Hereditary angioedema (HAE) is a rare genetic condition characterised by recurring attacks of local swelling, caused by low levels of functional C1-inhibitor (C1INH) protein in the plasma. HAE attacks are often disabling and those obstructing the airway can be fatal. Treatment options for HAE attacks include plasma-derived C1INH, recombinant human C1INH (rhC1INH), icatibant and ecallantide. A rhC1INH (Ruconest™) has been approved in the EU for the treatment of acute HAE attacks. The 50U/kg approved dose effectively reduces the time-to-symptom relief and to resolution of the attack relative to placebo. rhC1INH is an alternative treatment option to plasma-derived C1INH, with no risk of human virus transmission and a high therapeutic success rate. In clinical trials, 95% of attacks treated with 50U/kg of rhC1INH showed symptom relief within four hours, relative to 69.8% of attacks treated with 20U/kg of plasma-derived C1INH. rhC1INH is a new treatment option for acute HAE attacks with high safety and efficacy benefits. © 2011 Touch Briefings.
|Titolo:||A review of hereditary angioedema and recombinant human C1-inhibitor treatment|

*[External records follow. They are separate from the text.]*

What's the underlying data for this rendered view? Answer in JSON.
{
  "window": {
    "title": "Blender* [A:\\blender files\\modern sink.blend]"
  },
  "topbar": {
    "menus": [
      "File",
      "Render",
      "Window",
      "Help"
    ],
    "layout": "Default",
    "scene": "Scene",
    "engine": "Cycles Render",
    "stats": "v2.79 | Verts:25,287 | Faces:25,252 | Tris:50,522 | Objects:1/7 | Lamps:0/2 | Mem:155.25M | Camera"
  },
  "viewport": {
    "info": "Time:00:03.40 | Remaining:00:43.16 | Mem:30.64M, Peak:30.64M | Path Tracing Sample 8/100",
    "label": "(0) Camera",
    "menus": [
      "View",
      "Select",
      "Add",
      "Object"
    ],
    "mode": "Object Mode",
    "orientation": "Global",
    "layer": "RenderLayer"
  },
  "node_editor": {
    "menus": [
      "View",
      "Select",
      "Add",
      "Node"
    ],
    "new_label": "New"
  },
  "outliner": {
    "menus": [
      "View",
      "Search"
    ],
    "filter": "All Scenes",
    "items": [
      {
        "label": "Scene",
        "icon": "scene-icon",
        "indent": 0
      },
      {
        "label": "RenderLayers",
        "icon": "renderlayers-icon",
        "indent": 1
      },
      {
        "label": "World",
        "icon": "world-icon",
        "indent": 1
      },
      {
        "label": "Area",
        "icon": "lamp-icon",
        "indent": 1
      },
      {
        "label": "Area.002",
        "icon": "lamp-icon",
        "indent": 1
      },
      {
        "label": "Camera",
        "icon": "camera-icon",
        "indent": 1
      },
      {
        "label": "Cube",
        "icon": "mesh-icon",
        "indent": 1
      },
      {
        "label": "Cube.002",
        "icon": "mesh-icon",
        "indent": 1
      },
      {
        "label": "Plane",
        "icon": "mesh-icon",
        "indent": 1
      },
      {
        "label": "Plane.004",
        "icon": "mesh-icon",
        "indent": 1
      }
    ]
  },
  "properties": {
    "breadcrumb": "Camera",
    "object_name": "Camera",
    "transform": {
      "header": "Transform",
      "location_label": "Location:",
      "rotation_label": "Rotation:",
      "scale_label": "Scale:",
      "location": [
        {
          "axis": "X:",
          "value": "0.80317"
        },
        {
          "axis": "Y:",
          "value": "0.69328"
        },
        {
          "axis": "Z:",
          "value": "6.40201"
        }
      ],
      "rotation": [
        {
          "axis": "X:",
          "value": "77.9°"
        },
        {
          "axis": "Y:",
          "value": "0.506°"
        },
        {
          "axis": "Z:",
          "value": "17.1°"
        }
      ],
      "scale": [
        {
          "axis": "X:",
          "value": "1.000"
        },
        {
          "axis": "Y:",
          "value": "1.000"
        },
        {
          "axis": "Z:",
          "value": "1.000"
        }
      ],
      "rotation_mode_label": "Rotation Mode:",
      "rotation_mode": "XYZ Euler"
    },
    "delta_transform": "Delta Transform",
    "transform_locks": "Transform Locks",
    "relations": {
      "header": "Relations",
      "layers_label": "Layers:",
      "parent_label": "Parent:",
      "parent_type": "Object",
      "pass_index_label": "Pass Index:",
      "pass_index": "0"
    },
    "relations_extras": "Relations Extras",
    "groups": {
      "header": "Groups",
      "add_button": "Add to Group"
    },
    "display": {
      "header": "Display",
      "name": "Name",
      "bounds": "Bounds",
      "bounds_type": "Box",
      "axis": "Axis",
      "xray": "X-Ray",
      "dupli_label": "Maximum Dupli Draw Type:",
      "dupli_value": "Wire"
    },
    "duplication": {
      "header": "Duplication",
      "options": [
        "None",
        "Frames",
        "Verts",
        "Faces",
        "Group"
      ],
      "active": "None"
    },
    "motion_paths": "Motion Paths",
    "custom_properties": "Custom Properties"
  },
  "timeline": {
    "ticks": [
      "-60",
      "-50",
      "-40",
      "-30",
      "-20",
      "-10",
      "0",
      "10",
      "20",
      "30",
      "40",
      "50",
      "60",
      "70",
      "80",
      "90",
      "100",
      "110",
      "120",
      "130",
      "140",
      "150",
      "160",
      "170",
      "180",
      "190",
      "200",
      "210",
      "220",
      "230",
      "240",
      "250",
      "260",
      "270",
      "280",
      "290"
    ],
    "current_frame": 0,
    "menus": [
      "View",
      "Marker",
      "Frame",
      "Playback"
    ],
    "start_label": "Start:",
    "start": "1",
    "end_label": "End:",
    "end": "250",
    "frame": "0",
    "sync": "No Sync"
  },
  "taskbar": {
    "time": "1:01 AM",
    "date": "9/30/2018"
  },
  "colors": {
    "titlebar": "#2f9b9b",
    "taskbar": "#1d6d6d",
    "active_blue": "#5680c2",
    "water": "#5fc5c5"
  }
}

|Data di pubblicazione:||2011|
|Appare nelle tipologie:||1.1.2 Articolo su rivista con ISSN|